Triple Nine is an exciting and fun crime thriller which lets itself down with a pretty tired plot that we’ve all seen before.
The movie tells the story of a group of criminals (Chiwetel Ejiofo, Norman Reedus and Aaron Paul) and corrupt cops (Anthony Mackie and Clifton Collins, Jr.) who become embroiled in the schemes of a Russian mobster’s wife (Kate Winslet).
Nine is an interesting film because it has a lot of potential, its cast is beyond talented, and the moral complexities of the story make it interesting, so I’m disappointed to say it fails to deliver on what it promises.
That’s not to say it’s all bad – the opening adrenaline fuelled heist is incredibly exciting, full of dynamic shots and striking moments like the red flare. It’s visually interesting, well directed, and easily the film’s standout moment.
The directing as a whole is really good, especially during action scenes, and John Hillcoat manages to shoot tense, bombastic moments without resorting to shaky cam or choppy edits.
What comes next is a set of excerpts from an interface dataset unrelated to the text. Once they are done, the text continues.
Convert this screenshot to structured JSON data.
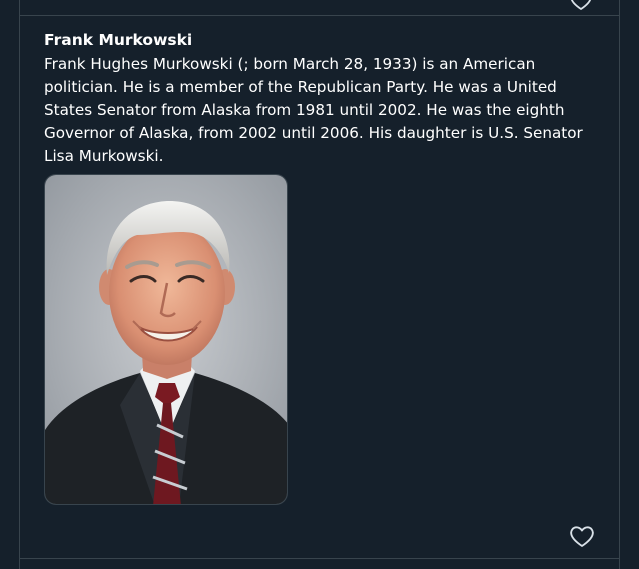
{
  "post": {
    "title": "Frank Murkowski",
    "body": "Frank Hughes Murkowski (; born March 28, 1933) is an American politician. He is a member of the Republican Party. He was a United States Senator from Alaska from 1981 until 2002. He was the eighth Governor of Alaska, from 2002 until 2006. His daughter is U.S. Senator Lisa Murkowski.",
    "image_alt": "Frank Murkowski portrait",
    "like_icon": "heart-outline-icon"
  },
  "colors": {
    "background": "#15202b",
    "border": "#38444d",
    "text": "#ffffff",
    "icon": "#d9e1e8"
  }
}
The ensemble cast also do a wonderful job, especially Aaron Paul, Anthony Mackie, Chiwetel Ejiofor and Woody Harrelson (my personal favourite) who deliver some of the film’s most interesting performances.
Unfortunately, the male leads dominate the film, leading to Gal Gadot and Teresa Palmer feeling slightly extraneous at times, but this is made up for by Kate Winslet’s standout performance as the Russian Israeli mob wife, Irina.
Winslet dominates every scene she’s in, giving a strangely trashy and darkly dangerous performance which I found wonderfully engaging as a viewer. I honestly found myself looking forward to every scene she was in.
Sadly, the wonderful cast can’t make up for the frankly weak story, written by first-time screenwriter Matt Cook, who fails to properly develop the seed of an interesting story, leaving us with plot threads that disappointingly go nowhere.
There are also one or two moments which will leave audiences rolling their eyes at the coincidences and conveniences that befall the characters, which ultimately make the whole thing feel unsatisfying.
All in all, Triple Nine is a decent enough action thriller, it’s just a shame that it wasn’t more polished before release because there were the seeds of a really terrific movie here.
More of a concept than a journalist, Tom Percival was forged in the bowels of Salford University from which he emerged grasping a Masters in journalism.
Since then his rise has been described by himself as ‘meteoric’ rising to the esteemed rank of Social Editor at UNILAD as well as working at the BBC, Manchester Evening News, and ITV.
He credits his success to three core techniques, name repetition, personality mirroring, and never breaking off a handshake.